"I've worked with special-needs people all my life. I have special-needs people in my family," Grushecky says. "I found it extremely insulting personally."
Typically, however, Grushecky does not just rage but steers the focus toward reminders of America's better nature, even invoking Reagan's image of a shining city on a hill.
"It's easy to work up a great anger," he says. "But you have to frame that anger, offer alternatives,, or you're just playing into the hands of the people running things now."
As soon as he played it for Springsteen, he says, "he was in right away."
The only non-original on the album is a fiercely rocking take on the traditional "Ain't No Grave (Gonna Hold My Body Down)." It fits neatly into the set's fighting spirit and also reflects Grushecky's recent interest in the blues — he had even considered doing a blues album before More Yesterdays took shape.

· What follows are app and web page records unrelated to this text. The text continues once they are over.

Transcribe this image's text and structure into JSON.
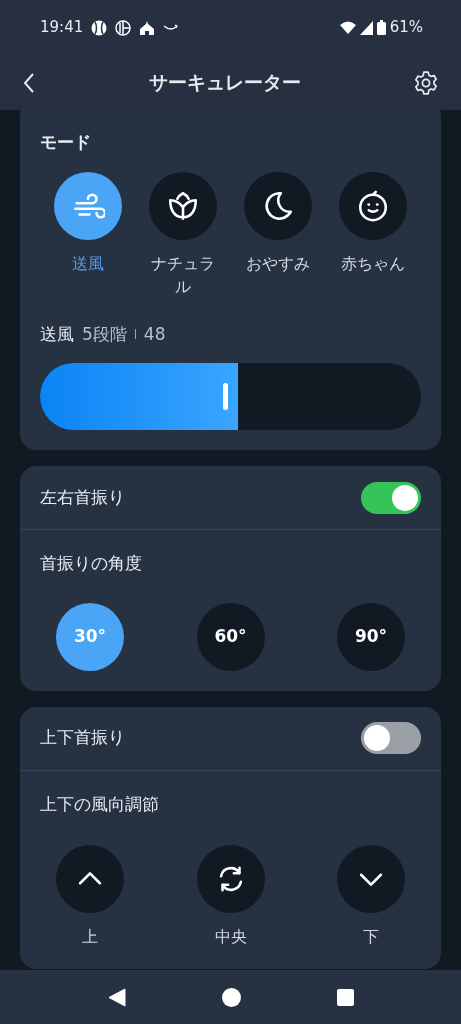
{
  "status_bar": {
    "time": "19:41",
    "battery": "61%"
  },
  "app_bar": {
    "title": "サーキュレーター"
  },
  "mode_card": {
    "title": "モード",
    "modes": [
      {
        "label": "送風",
        "kind": "wind",
        "selected": true
      },
      {
        "label": "ナチュラル",
        "kind": "leaf",
        "selected": false
      },
      {
        "label": "おやすみ",
        "kind": "moon",
        "selected": false
      },
      {
        "label": "赤ちゃん",
        "kind": "baby",
        "selected": false
      }
    ],
    "speed": {
      "label": "送風",
      "steps": "5段階",
      "value": "48",
      "level": 0.52
    }
  },
  "horizontal_swing_card": {
    "label": "左右首振り",
    "on": true,
    "subtitle": "首振りの角度",
    "angles": [
      {
        "label": "30°",
        "selected": true
      },
      {
        "label": "60°",
        "selected": false
      },
      {
        "label": "90°",
        "selected": false
      }
    ]
  },
  "vertical_swing_card": {
    "label": "上下首振り",
    "on": false,
    "subtitle": "上下の風向調節",
    "directions": [
      {
        "label": "上",
        "kind": "up"
      },
      {
        "label": "中央",
        "kind": "center"
      },
      {
        "label": "下",
        "kind": "down"
      }
    ]
  }
}
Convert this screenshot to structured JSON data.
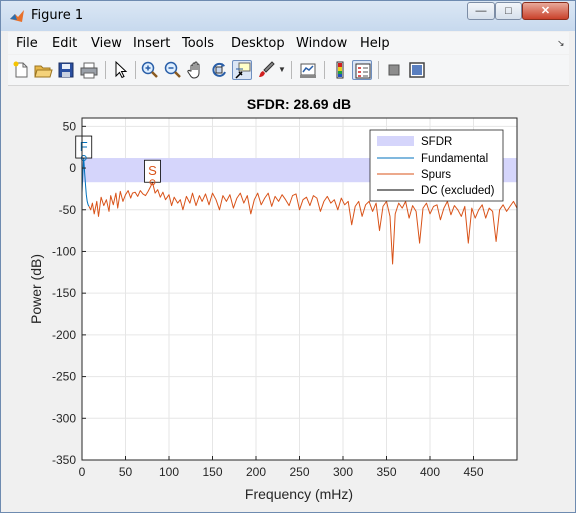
{
  "window": {
    "title": "Figure 1"
  },
  "menubar": [
    "File",
    "Edit",
    "View",
    "Insert",
    "Tools",
    "Desktop",
    "Window",
    "Help"
  ],
  "toolbar": [
    {
      "name": "new-figure-icon"
    },
    {
      "name": "open-file-icon"
    },
    {
      "name": "save-icon"
    },
    {
      "name": "print-icon"
    },
    {
      "name": "pointer-icon"
    },
    {
      "name": "zoom-in-icon"
    },
    {
      "name": "zoom-out-icon"
    },
    {
      "name": "pan-icon"
    },
    {
      "name": "rotate-3d-icon"
    },
    {
      "name": "data-cursor-icon"
    },
    {
      "name": "brush-icon"
    },
    {
      "name": "link-plot-icon"
    },
    {
      "name": "insert-colorbar-icon"
    },
    {
      "name": "insert-legend-icon"
    },
    {
      "name": "hide-plot-tools-icon"
    },
    {
      "name": "show-plot-tools-icon"
    }
  ],
  "chart_data": {
    "type": "line",
    "title": "SFDR:  28.69 dB",
    "xlabel": "Frequency (mHz)",
    "ylabel": "Power (dB)",
    "xlim": [
      0,
      500
    ],
    "ylim": [
      -350,
      60
    ],
    "xticks": [
      0,
      50,
      100,
      150,
      200,
      250,
      300,
      350,
      400,
      450
    ],
    "yticks": [
      50,
      0,
      -50,
      -100,
      -150,
      -200,
      -250,
      -300,
      -350
    ],
    "grid": true,
    "legend_position": "top-right",
    "legend": [
      "SFDR",
      "Fundamental",
      "Spurs",
      "DC (excluded)"
    ],
    "sfdr_band": {
      "y_top": 12,
      "y_bottom": -17,
      "value_db": 28.69
    },
    "markers": [
      {
        "label": "F",
        "x": 2,
        "y": 12
      },
      {
        "label": "S",
        "x": 81,
        "y": -17
      }
    ],
    "series": [
      {
        "name": "Fundamental",
        "color": "#0072bd",
        "x": [
          0,
          1,
          2,
          3,
          4,
          5,
          6,
          7,
          8
        ],
        "y": [
          -30,
          -5,
          12,
          -5,
          -20,
          -32,
          -40,
          -44,
          -46
        ]
      },
      {
        "name": "Spurs",
        "color": "#d95319",
        "x": [
          8,
          10,
          12,
          14,
          17,
          19,
          22,
          25,
          28,
          31,
          33,
          36,
          39,
          41,
          44,
          47,
          50,
          53,
          56,
          58,
          61,
          64,
          67,
          70,
          73,
          76,
          79,
          81,
          84,
          87,
          90,
          93,
          96,
          100,
          103,
          106,
          110,
          113,
          116,
          120,
          124,
          127,
          131,
          135,
          138,
          142,
          146,
          150,
          154,
          158,
          162,
          166,
          170,
          174,
          178,
          182,
          186,
          190,
          194,
          198,
          202,
          206,
          210,
          214,
          218,
          222,
          226,
          230,
          234,
          238,
          242,
          246,
          250,
          254,
          258,
          262,
          266,
          270,
          274,
          278,
          282,
          286,
          290,
          294,
          298,
          302,
          306,
          310,
          314,
          318,
          322,
          326,
          330,
          334,
          338,
          342,
          346,
          350,
          354,
          357,
          360,
          364,
          368,
          372,
          376,
          380,
          384,
          388,
          392,
          396,
          400,
          404,
          408,
          412,
          416,
          420,
          424,
          428,
          432,
          436,
          440,
          444,
          448,
          452,
          456,
          460,
          464,
          468,
          472,
          476,
          480,
          484,
          488,
          492,
          496,
          500
        ],
        "y": [
          -46,
          -50,
          -42,
          -55,
          -40,
          -58,
          -35,
          -45,
          -38,
          -52,
          -33,
          -44,
          -30,
          -48,
          -28,
          -40,
          -32,
          -27,
          -36,
          -30,
          -29,
          -34,
          -27,
          -31,
          -33,
          -28,
          -22,
          -17,
          -30,
          -26,
          -35,
          -29,
          -38,
          -32,
          -45,
          -35,
          -42,
          -38,
          -50,
          -34,
          -42,
          -30,
          -45,
          -33,
          -40,
          -31,
          -44,
          -30,
          -38,
          -50,
          -33,
          -40,
          -32,
          -48,
          -36,
          -30,
          -42,
          -33,
          -55,
          -38,
          -30,
          -44,
          -36,
          -30,
          -46,
          -34,
          -40,
          -32,
          -38,
          -45,
          -33,
          -31,
          -50,
          -38,
          -35,
          -45,
          -33,
          -36,
          -52,
          -40,
          -34,
          -42,
          -38,
          -50,
          -36,
          -44,
          -40,
          -68,
          -46,
          -40,
          -58,
          -44,
          -40,
          -52,
          -42,
          -75,
          -46,
          -40,
          -58,
          -115,
          -55,
          -42,
          -48,
          -40,
          -60,
          -45,
          -52,
          -90,
          -48,
          -42,
          -55,
          -46,
          -44,
          -62,
          -48,
          -40,
          -56,
          -45,
          -50,
          -58,
          -46,
          -90,
          -48,
          -60,
          -50,
          -44,
          -60,
          -48,
          -52,
          -88,
          -50,
          -44,
          -52,
          -46,
          -40,
          -48
        ]
      },
      {
        "name": "DC (excluded)",
        "color": "#000000",
        "x": [],
        "y": []
      }
    ]
  }
}
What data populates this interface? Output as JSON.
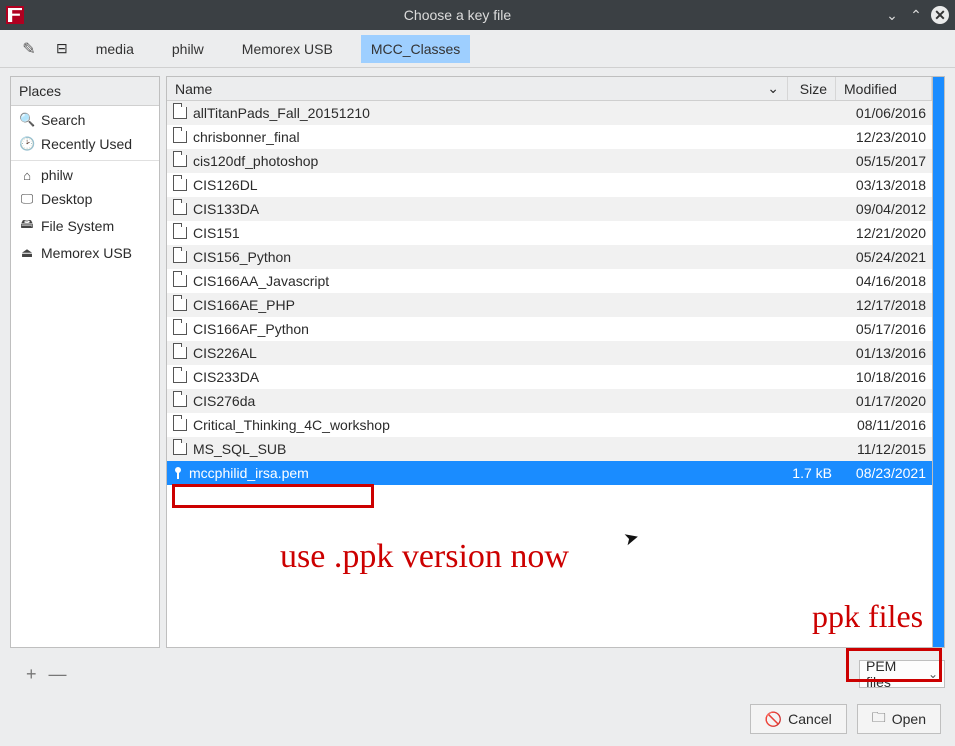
{
  "titlebar": {
    "title": "Choose a key file"
  },
  "breadcrumb": {
    "items": [
      "media",
      "philw",
      "Memorex USB",
      "MCC_Classes"
    ],
    "active_index": 3
  },
  "places": {
    "header": "Places",
    "items": [
      {
        "icon": "search-icon",
        "label": "Search"
      },
      {
        "icon": "recent-icon",
        "label": "Recently Used"
      },
      {
        "icon": "home-icon",
        "label": "philw",
        "separator": true
      },
      {
        "icon": "desktop-icon",
        "label": "Desktop"
      },
      {
        "icon": "filesystem-icon",
        "label": "File System"
      },
      {
        "icon": "usb-icon",
        "label": "Memorex USB"
      }
    ]
  },
  "filelist": {
    "columns": {
      "name": "Name",
      "size": "Size",
      "modified": "Modified"
    },
    "rows": [
      {
        "type": "folder",
        "name": "allTitanPads_Fall_20151210",
        "size": "",
        "modified": "01/06/2016"
      },
      {
        "type": "folder",
        "name": "chrisbonner_final",
        "size": "",
        "modified": "12/23/2010"
      },
      {
        "type": "folder",
        "name": "cis120df_photoshop",
        "size": "",
        "modified": "05/15/2017"
      },
      {
        "type": "folder",
        "name": "CIS126DL",
        "size": "",
        "modified": "03/13/2018"
      },
      {
        "type": "folder",
        "name": "CIS133DA",
        "size": "",
        "modified": "09/04/2012"
      },
      {
        "type": "folder",
        "name": "CIS151",
        "size": "",
        "modified": "12/21/2020"
      },
      {
        "type": "folder",
        "name": "CIS156_Python",
        "size": "",
        "modified": "05/24/2021"
      },
      {
        "type": "folder",
        "name": "CIS166AA_Javascript",
        "size": "",
        "modified": "04/16/2018"
      },
      {
        "type": "folder",
        "name": "CIS166AE_PHP",
        "size": "",
        "modified": "12/17/2018"
      },
      {
        "type": "folder",
        "name": "CIS166AF_Python",
        "size": "",
        "modified": "05/17/2016"
      },
      {
        "type": "folder",
        "name": "CIS226AL",
        "size": "",
        "modified": "01/13/2016"
      },
      {
        "type": "folder",
        "name": "CIS233DA",
        "size": "",
        "modified": "10/18/2016"
      },
      {
        "type": "folder",
        "name": "CIS276da",
        "size": "",
        "modified": "01/17/2020"
      },
      {
        "type": "folder",
        "name": "Critical_Thinking_4C_workshop",
        "size": "",
        "modified": "08/11/2016"
      },
      {
        "type": "folder",
        "name": "MS_SQL_SUB",
        "size": "",
        "modified": "11/12/2015"
      },
      {
        "type": "key",
        "name": "mccphilid_irsa.pem",
        "size": "1.7 kB",
        "modified": "08/23/2021",
        "selected": true
      }
    ]
  },
  "filter": {
    "label": "PEM files"
  },
  "buttons": {
    "cancel": "Cancel",
    "open": "Open"
  },
  "annotations": {
    "main_note": "use .ppk version now",
    "filter_note": "ppk files"
  }
}
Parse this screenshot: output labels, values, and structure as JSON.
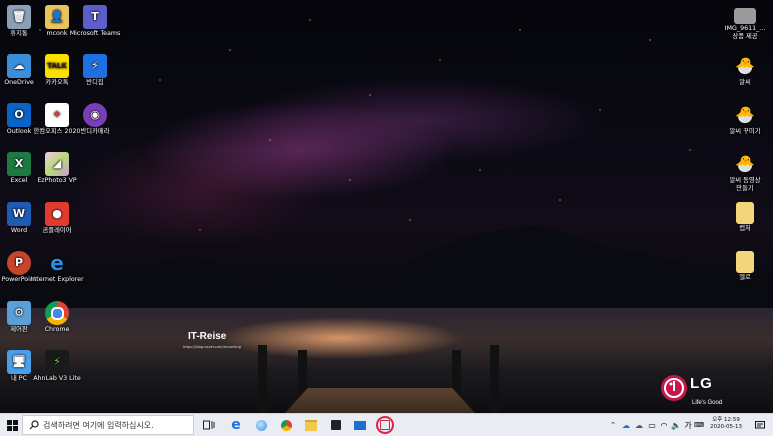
{
  "desktop": {
    "left_icons": [
      {
        "label": "휴지통",
        "icon": "recycle-bin-icon",
        "color": "#8aa0b8"
      },
      {
        "label": "mconk",
        "icon": "user-folder-icon",
        "color": "#e8c35a"
      },
      {
        "label": "Microsoft Teams",
        "icon": "teams-icon",
        "color": "#5b5fc7"
      },
      {
        "label": "OneDrive",
        "icon": "onedrive-icon",
        "color": "#f2c94c"
      },
      {
        "label": "카카오톡",
        "icon": "kakaotalk-icon",
        "color": "#f9e000"
      },
      {
        "label": "반디집",
        "icon": "bandizip-icon",
        "color": "#1e6fe0"
      },
      {
        "label": "Outlook",
        "icon": "outlook-icon",
        "color": "#0a64c8"
      },
      {
        "label": "한컴오피스 2020",
        "icon": "hancom-office-icon",
        "color": "#ffffff"
      },
      {
        "label": "반디카메라",
        "icon": "bandicam-icon",
        "color": "#7a3fb8"
      },
      {
        "label": "Excel",
        "icon": "excel-icon",
        "color": "#1d7a43"
      },
      {
        "label": "EzPhoto3 VP",
        "icon": "ezphoto-icon",
        "color": "#c8a0d8"
      },
      {
        "label": "Word",
        "icon": "word-icon",
        "color": "#1f5bb5"
      },
      {
        "label": "곰플레이어",
        "icon": "gomplayer-icon",
        "color": "#e23b2e"
      },
      {
        "label": "PowerPoint",
        "icon": "powerpoint-icon",
        "color": "#c8452b"
      },
      {
        "label": "Internet Explorer",
        "icon": "internet-explorer-icon",
        "color": "#2a8ee0"
      },
      {
        "label": "제어판",
        "icon": "control-panel-icon",
        "color": "#5aa0d8"
      },
      {
        "label": "Chrome",
        "icon": "chrome-icon",
        "color": "#ffffff"
      },
      {
        "label": "내 PC",
        "icon": "this-pc-icon",
        "color": "#4aa0e8"
      },
      {
        "label": "AhnLab V3 Lite",
        "icon": "ahnlab-v3-icon",
        "color": "#1a1a1a"
      }
    ],
    "right_icons": [
      {
        "label": "IMG_9611_...\n상품 제공",
        "icon": "image-file-icon"
      },
      {
        "label": "알씨",
        "icon": "alsee-icon"
      },
      {
        "label": "알씨 꾸미기",
        "icon": "alsee-decorate-icon"
      },
      {
        "label": "알씨 동영상\n만들기",
        "icon": "alsee-video-icon"
      },
      {
        "label": "캡처",
        "icon": "folder-icon"
      },
      {
        "label": "엘로",
        "icon": "folder-icon"
      }
    ],
    "watermark_title": "IT-Reise",
    "watermark_url": "https://blog.naver.com/mconking",
    "brand": "LG",
    "brand_tagline": "Life's Good"
  },
  "taskbar": {
    "search_placeholder": "검색하려면 여기에 입력하십시오.",
    "ime_label": "가",
    "time": "오후 12:59",
    "date": "2020-05-13",
    "accent": "#d8264a"
  }
}
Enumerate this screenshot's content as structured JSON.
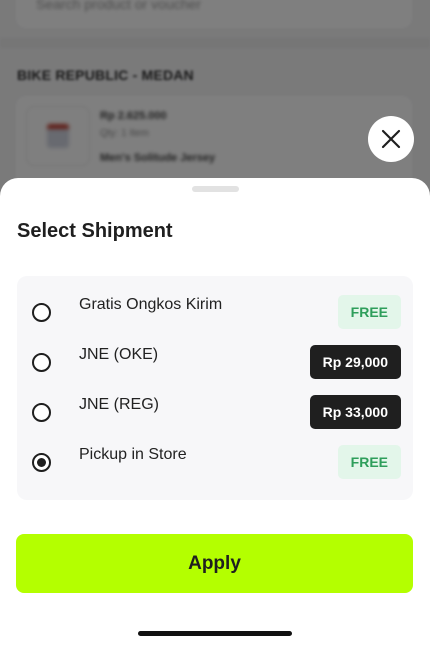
{
  "background": {
    "search_text": "Search product or voucher",
    "store_name": "BIKE REPUBLIC  - MEDAN",
    "product": {
      "price": "Rp 2.625.000",
      "qty": "Qty: 1 Item",
      "name": "Men's Solitude Jersey"
    }
  },
  "sheet": {
    "title": "Select Shipment",
    "options": [
      {
        "label": "Gratis Ongkos Kirim",
        "price": "FREE",
        "selected": false
      },
      {
        "label": "JNE (OKE)",
        "price": "Rp 29,000",
        "selected": false
      },
      {
        "label": "JNE (REG)",
        "price": "Rp 33,000",
        "selected": false
      },
      {
        "label": "Pickup in Store",
        "price": "FREE",
        "selected": true
      }
    ],
    "apply_label": "Apply"
  },
  "colors": {
    "accent": "#b4ff00",
    "free_badge_bg": "#e3f6ea",
    "free_badge_text": "#2e9e5b",
    "paid_badge_bg": "#1f1f1f"
  },
  "icons": {
    "close": "close-icon"
  }
}
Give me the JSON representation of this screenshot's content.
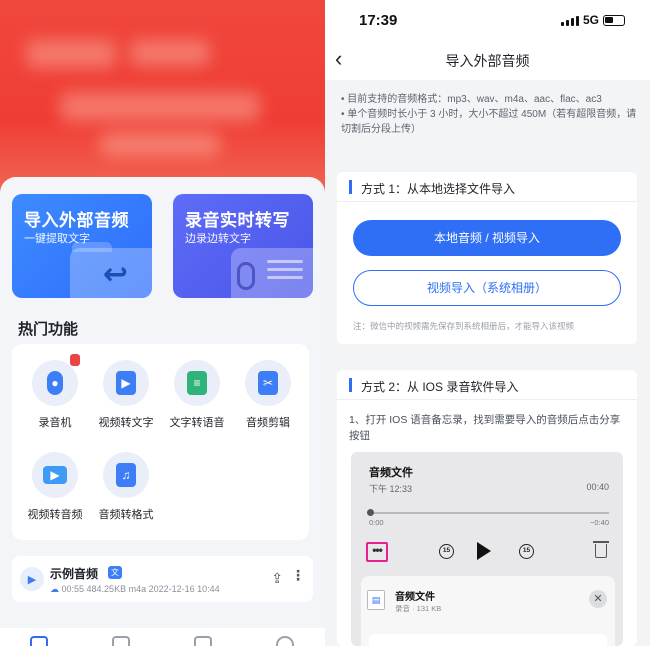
{
  "left": {
    "cards": [
      {
        "title": "导入外部音频",
        "subtitle": "一键提取文字"
      },
      {
        "title": "录音实时转写",
        "subtitle": "边录边转文字"
      }
    ],
    "section_title": "热门功能",
    "functions": [
      {
        "label": "录音机",
        "icon": "mic-icon",
        "color": "#3d7df6"
      },
      {
        "label": "视频转文字",
        "icon": "video-text-icon",
        "color": "#3d7df6"
      },
      {
        "label": "文字转语音",
        "icon": "text-speech-icon",
        "color": "#2fb37a"
      },
      {
        "label": "音频剪辑",
        "icon": "audio-cut-icon",
        "color": "#3d7df6"
      },
      {
        "label": "视频转音频",
        "icon": "video-audio-icon",
        "color": "#3d9bf6"
      },
      {
        "label": "音频转格式",
        "icon": "audio-format-icon",
        "color": "#3d7df6"
      }
    ],
    "sample": {
      "name": "示例音频",
      "tag": "文",
      "meta": "00:55  484.25KB  m4a  2022-12-16 10:44"
    }
  },
  "right": {
    "status": {
      "time": "17:39",
      "network": "5G"
    },
    "nav_title": "导入外部音频",
    "notes": [
      "• 目前支持的音频格式：mp3、wav、m4a、aac、flac、ac3",
      "• 单个音频时长小于 3 小时，大小不超过 450M（若有超限音频，请切割后分段上传）"
    ],
    "method1": {
      "heading": "方式 1：从本地选择文件导入",
      "primary_button": "本地音频 / 视频导入",
      "secondary_button": "视频导入（系统相册）",
      "note": "注：微信中的视频需先保存到系统相册后，才能导入该视频"
    },
    "method2": {
      "heading": "方式 2：从 IOS 录音软件导入",
      "step1": "1、打开 IOS 语音备忘录，找到需要导入的音频后点击分享按钮",
      "player": {
        "name": "音频文件",
        "time": "下午 12:33",
        "duration": "00:40",
        "start": "0:00",
        "end": "−0:40",
        "skip_back": "15",
        "skip_fwd": "15"
      },
      "share_sheet": {
        "file_name": "音频文件",
        "file_meta": "录音 · 131 KB"
      }
    }
  }
}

As for still juggling teaching and playing music, Grushecky has no thoughts of slowing down, since he still finds fulfillment in both. He counts his blessings, not his burdens.
"I still have the passion for playing," he says, "and I'm very fortunate that I'm able to do it. I enjoy it now more than ever. I tell people, 'I'm finally getting the knack of it.' "
In fact, on the album, he calls himself "A Work in Progress" — "I get a little bit better every day." And it's not just a song lyric.
"I really believe that."